The Apostle Paul gives another help to us to understand the parable of the wall. He says that we are building the wall of our salvation on the cornerstone of Christ (Ephesians 2:20), and he goes on to say, “Now if any man build on this foundation, gold, silver, precious stones, wood, hay, stubble: every man’s work shall be made manifest: for the day shall declare it, because it shall be revealed by fire; and the fire shall try every man’s work of what sort it is. If any man’s work abide that he has built on [this foundation], he shall receive a reward” (1 Corinthians 3:11-14).
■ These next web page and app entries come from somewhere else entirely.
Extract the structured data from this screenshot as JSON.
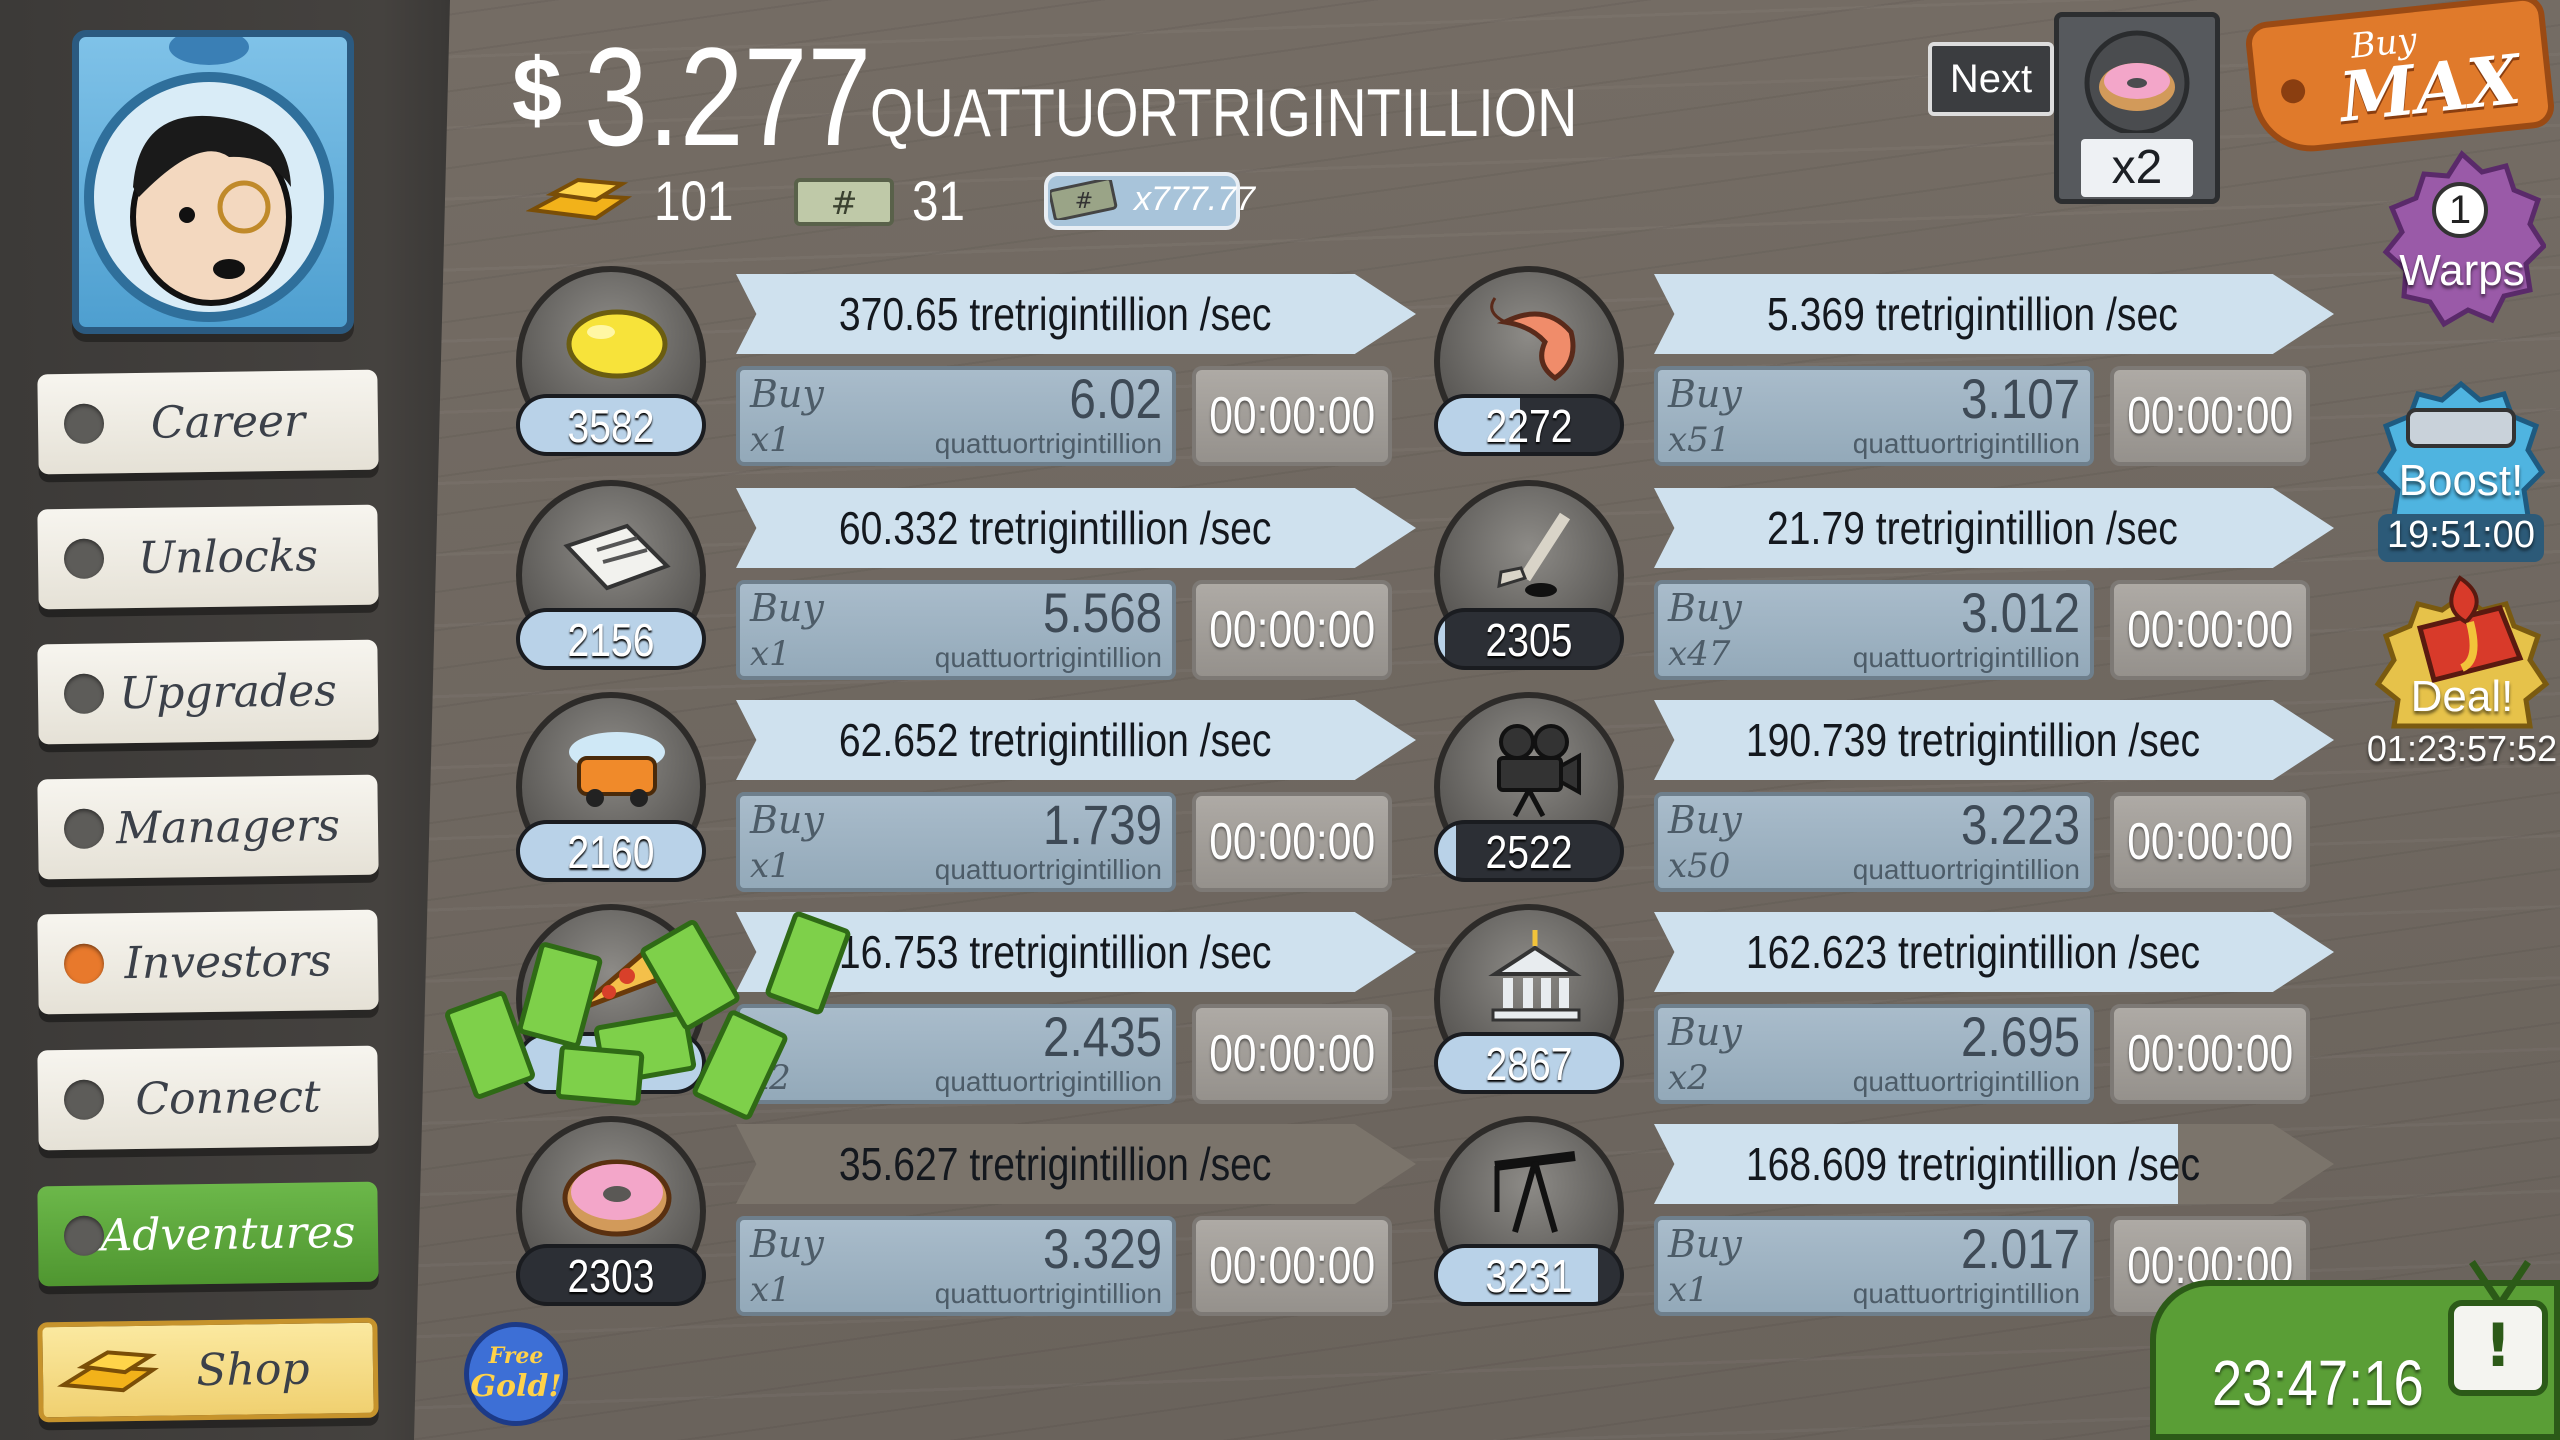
{
  "sidebar": {
    "nav": [
      {
        "label": "Career",
        "active": false
      },
      {
        "label": "Unlocks",
        "active": false
      },
      {
        "label": "Upgrades",
        "active": false
      },
      {
        "label": "Managers",
        "active": false
      },
      {
        "label": "Investors",
        "active": true
      },
      {
        "label": "Connect",
        "active": false
      },
      {
        "label": "Adventures",
        "active": false
      },
      {
        "label": "Shop",
        "active": false
      }
    ]
  },
  "header": {
    "currency_symbol": "$",
    "money_value": "3.277",
    "money_unit": "QUATTUORTRIGINTILLION",
    "gold_count": "101",
    "megabucks_count": "31",
    "megabucks_multiplier": "x777.77"
  },
  "businesses": [
    {
      "icon": "lemon-icon",
      "owned": "3582",
      "rate": "370.65 tretrigintillion /sec",
      "buy_word": "Buy",
      "buy_mult": "x1",
      "cost": "6.02",
      "cost_unit": "quattuortrigintillion",
      "timer": "00:00:00",
      "progress": 1.0
    },
    {
      "icon": "shrimp-icon",
      "owned": "2272",
      "rate": "5.369 tretrigintillion /sec",
      "buy_word": "Buy",
      "buy_mult": "x51",
      "cost": "3.107",
      "cost_unit": "quattuortrigintillion",
      "timer": "00:00:00",
      "progress": 1.0
    },
    {
      "icon": "newspaper-icon",
      "owned": "2156",
      "rate": "60.332 tretrigintillion /sec",
      "buy_word": "Buy",
      "buy_mult": "x1",
      "cost": "5.568",
      "cost_unit": "quattuortrigintillion",
      "timer": "00:00:00",
      "progress": 1.0
    },
    {
      "icon": "hockey-icon",
      "owned": "2305",
      "rate": "21.79 tretrigintillion /sec",
      "buy_word": "Buy",
      "buy_mult": "x47",
      "cost": "3.012",
      "cost_unit": "quattuortrigintillion",
      "timer": "00:00:00",
      "progress": 1.0
    },
    {
      "icon": "car-wash-icon",
      "owned": "2160",
      "rate": "62.652 tretrigintillion /sec",
      "buy_word": "Buy",
      "buy_mult": "x1",
      "cost": "1.739",
      "cost_unit": "quattuortrigintillion",
      "timer": "00:00:00",
      "progress": 1.0
    },
    {
      "icon": "movie-camera-icon",
      "owned": "2522",
      "rate": "190.739 tretrigintillion /sec",
      "buy_word": "Buy",
      "buy_mult": "x50",
      "cost": "3.223",
      "cost_unit": "quattuortrigintillion",
      "timer": "00:00:00",
      "progress": 1.0
    },
    {
      "icon": "pizza-icon",
      "owned": "",
      "rate": "16.753 tretrigintillion /sec",
      "buy_word": "",
      "buy_mult": "x2",
      "cost": "2.435",
      "cost_unit": "quattuortrigintillion",
      "timer": "00:00:00",
      "progress": 1.0
    },
    {
      "icon": "bank-icon",
      "owned": "2867",
      "rate": "162.623 tretrigintillion /sec",
      "buy_word": "Buy",
      "buy_mult": "x2",
      "cost": "2.695",
      "cost_unit": "quattuortrigintillion",
      "timer": "00:00:00",
      "progress": 1.0
    },
    {
      "icon": "donut-icon",
      "owned": "2303",
      "rate": "35.627 tretrigintillion /sec",
      "buy_word": "Buy",
      "buy_mult": "x1",
      "cost": "3.329",
      "cost_unit": "quattuortrigintillion",
      "timer": "00:00:00",
      "progress": 0.0
    },
    {
      "icon": "oil-derrick-icon",
      "owned": "3231",
      "rate": "168.609 tretrigintillion /sec",
      "buy_word": "Buy",
      "buy_mult": "x1",
      "cost": "2.017",
      "cost_unit": "quattuortrigintillion",
      "timer": "00:00:00",
      "progress": 0.77
    }
  ],
  "right": {
    "next_label": "Next",
    "next_multiplier": "x2",
    "buy_small": "Buy",
    "buy_big": "MAX",
    "warps_count": "1",
    "warps_label": "Warps",
    "boost_label": "Boost!",
    "boost_timer": "19:51:00",
    "deal_label": "Deal!",
    "deal_timer": "01:23:57:52",
    "clock": "23:47:16",
    "free_gold_line1": "Free",
    "free_gold_line2": "Gold!",
    "alert_symbol": "!"
  },
  "colors": {
    "accent_orange": "#e07a2b",
    "adventures_green": "#5aa33a",
    "shop_yellow": "#f6e08a",
    "investor_dot": "#e8792c"
  }
}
Paul, you see, says that the wall will be proved with fire; that is, that God will try all men’s work and see of what sort it is—good, moderate, or worthless. The worthless will disappear in the judgment, the moderate will be seen in its faulty condition, but the good will last forever.
Try, then, to look upon your life as a time of building up the work of your salvation, and at every day as contributing something toward it. Ask yourself each day, “What have I done today toward this work set me? And if I have done anything toward it, how has it been done?” Moreover, try to do all things well, to be zealous and thorough in everything you undertake. Also, offer all you do to God, and ask Him to prove it, and to cut off from it all that is faulty, and to enable you to do better in time to come.
When Nehemiah had rebuilt the wall of Jerusalem, and restored much that was cast down, and put right many abuses, he prayed, “Remember me, O my God, concerning this, and wipe not out my good deeds that I have done” (Nehemiah 13:14). Let this also be your prayer, that He may look on all you do for Him and bless it, and remember it for good, in the day when He tries “every man’s work of what sort it is.”
“For we must all appear before the judgement seat of Christ, that everyone may receive the things done in his body, according to that he has done, whether it be good or bad” (2 Corinthians 5:10; cf Romans 14:10).
Copyright © 2014 Alexandra Lee
Photo Credit: Lizard Light, Lizard Point, Cornwall, England
*Adapted from Sabine Baring-Gould [1834-1924], The Village Pulpit, Volume II. Trinity to Advent / A Complete Course of 66 Short Sermons, or Full Sermon Outlines for Each Sunday, and Some Chief Holy Days of the Christian Year (London: Skeffington & Son, 1886), sermon 49. Quotes, scriptural locations, photos, links, emendations added.